The third type of empathy is both a subset and combination of emotional and cognitive empathy and is called compassionate empathy. Compassionate empathy is what results from evaluating someone’s situation or experience cognitively and through our rational lens, then associating how that experience or situation would make us feel, assuming we have similar experiences from which to draw. If we have not had similar experiences, it is our responsibility as leaders to gather as much information as possible from our athletes to learn about their experiences, while simultaneously keeping the rider’s reigns of reason close. Psychologist Mark Berg says compassionate empathy is “built on the skill of sharing honestly with another person,” and “allows behaviors that allow profound feelings of connection to another person, without danger to one’s own emotional balance because the compassion applies to oneself and others.” This is a remarkable description when associated with an experience in mind of similar experiences. Connecting with someone emotionally who you may not share a common experience with is difficult and effortful, but ultimately builds bi-directional trust between you and your athlete(s). The effort made by the coach will demonstrate trust and respect for the athlete while simultaneously earning trust and respect from the athlete and this deeper, more symbiotic relationship is the foundation of empathetic leadership.
Each form of empathy is important when developing greater emotional intelligence, both as a coach and as a human being. Understanding all three and how to access them in a coaching context can be powerful tools in coaches’ ability to build stronger and more sustainable relationships with their athletes, while helping them develop more effective stress-management skills.
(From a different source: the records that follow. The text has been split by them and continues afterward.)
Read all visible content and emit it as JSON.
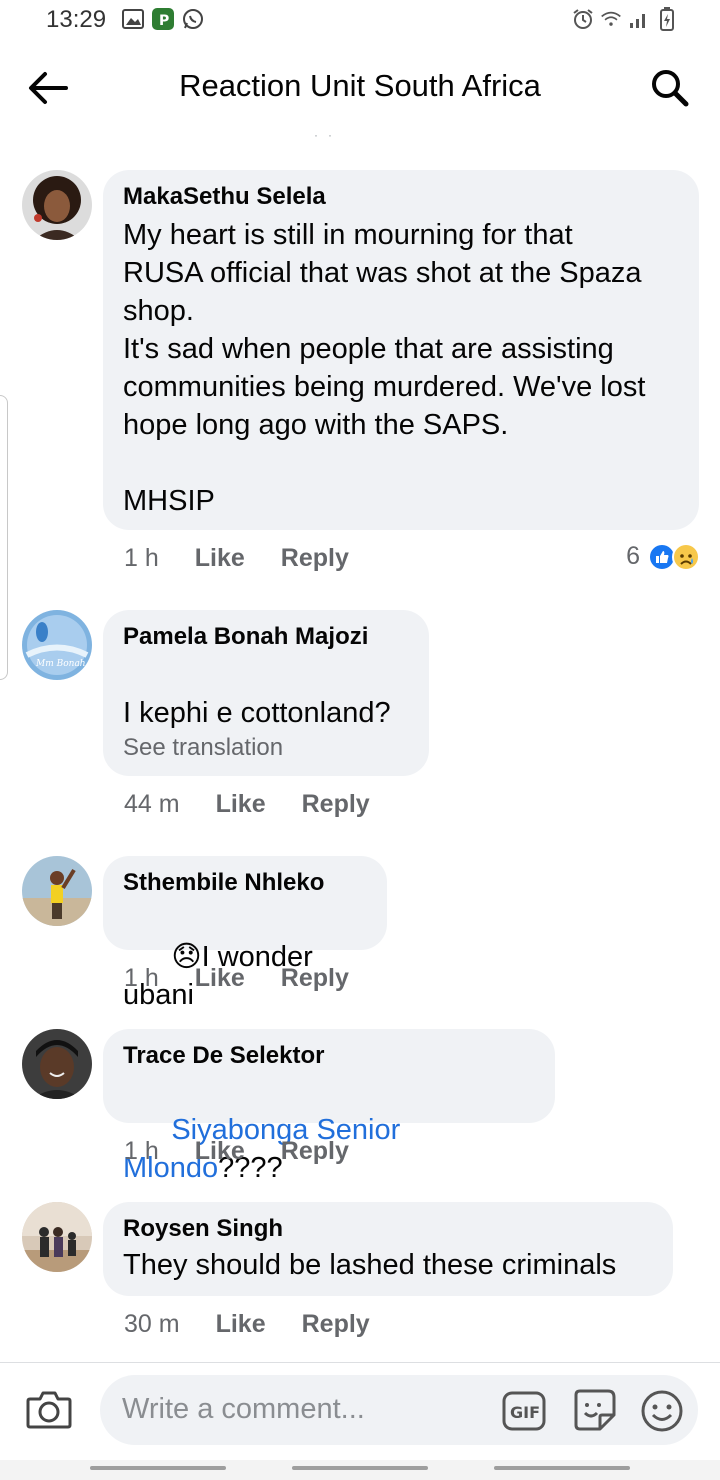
{
  "status_bar": {
    "time": "13:29",
    "left_icons": [
      "gallery-icon",
      "app-icon",
      "whatsapp-icon"
    ],
    "right_icons": [
      "alarm-icon",
      "wifi-icon",
      "signal-icon",
      "battery-icon"
    ]
  },
  "header": {
    "title": "Reaction Unit South Africa",
    "back_icon": "back-arrow-icon",
    "search_icon": "search-icon"
  },
  "comments": [
    {
      "author": "MakaSethu Selela",
      "text": "My heart is still in mourning for that\nRUSA official that was shot at the Spaza\nshop.\nIt's sad when people that are assisting\ncommunities being murdered. We've lost\nhope long ago with the SAPS.\n\nMHSIP",
      "time": "1 h",
      "like": "Like",
      "reply": "Reply",
      "reaction_count": "6",
      "reaction_icons": [
        "like-reaction-icon",
        "sad-reaction-icon"
      ]
    },
    {
      "author": "Pamela Bonah Majozi",
      "text": "\nI kephi e cottonland?",
      "see_translation": "See translation",
      "time": "44 m",
      "like": "Like",
      "reply": "Reply"
    },
    {
      "author": "Sthembile Nhleko",
      "emoji": "😞",
      "text": "I wonder ubani",
      "time": "1 h",
      "like": "Like",
      "reply": "Reply"
    },
    {
      "author": "Trace De Selektor",
      "mention": "Siyabonga Senior Mlondo",
      "text": "????",
      "time": "1 h",
      "like": "Like",
      "reply": "Reply"
    },
    {
      "author": "Roysen Singh",
      "text": "They should be lashed these criminals",
      "time": "30 m",
      "like": "Like",
      "reply": "Reply"
    }
  ],
  "composer": {
    "placeholder": "Write a comment...",
    "gif_label": "GIF",
    "icons": [
      "camera-icon",
      "gif-icon",
      "sticker-icon",
      "emoji-icon"
    ]
  },
  "colors": {
    "bubble": "#f0f2f5",
    "mention": "#216fdb",
    "meta": "#65676b",
    "like_blue": "#1877f2"
  }
}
Honesty underpins trust and trust underpins relationships so if we as coaches are more honest with ourselves, we can be more honest with our athletes and as a result they will be more honest with us and this intersection of honesty, reason, and emotion makes us more effective leaders.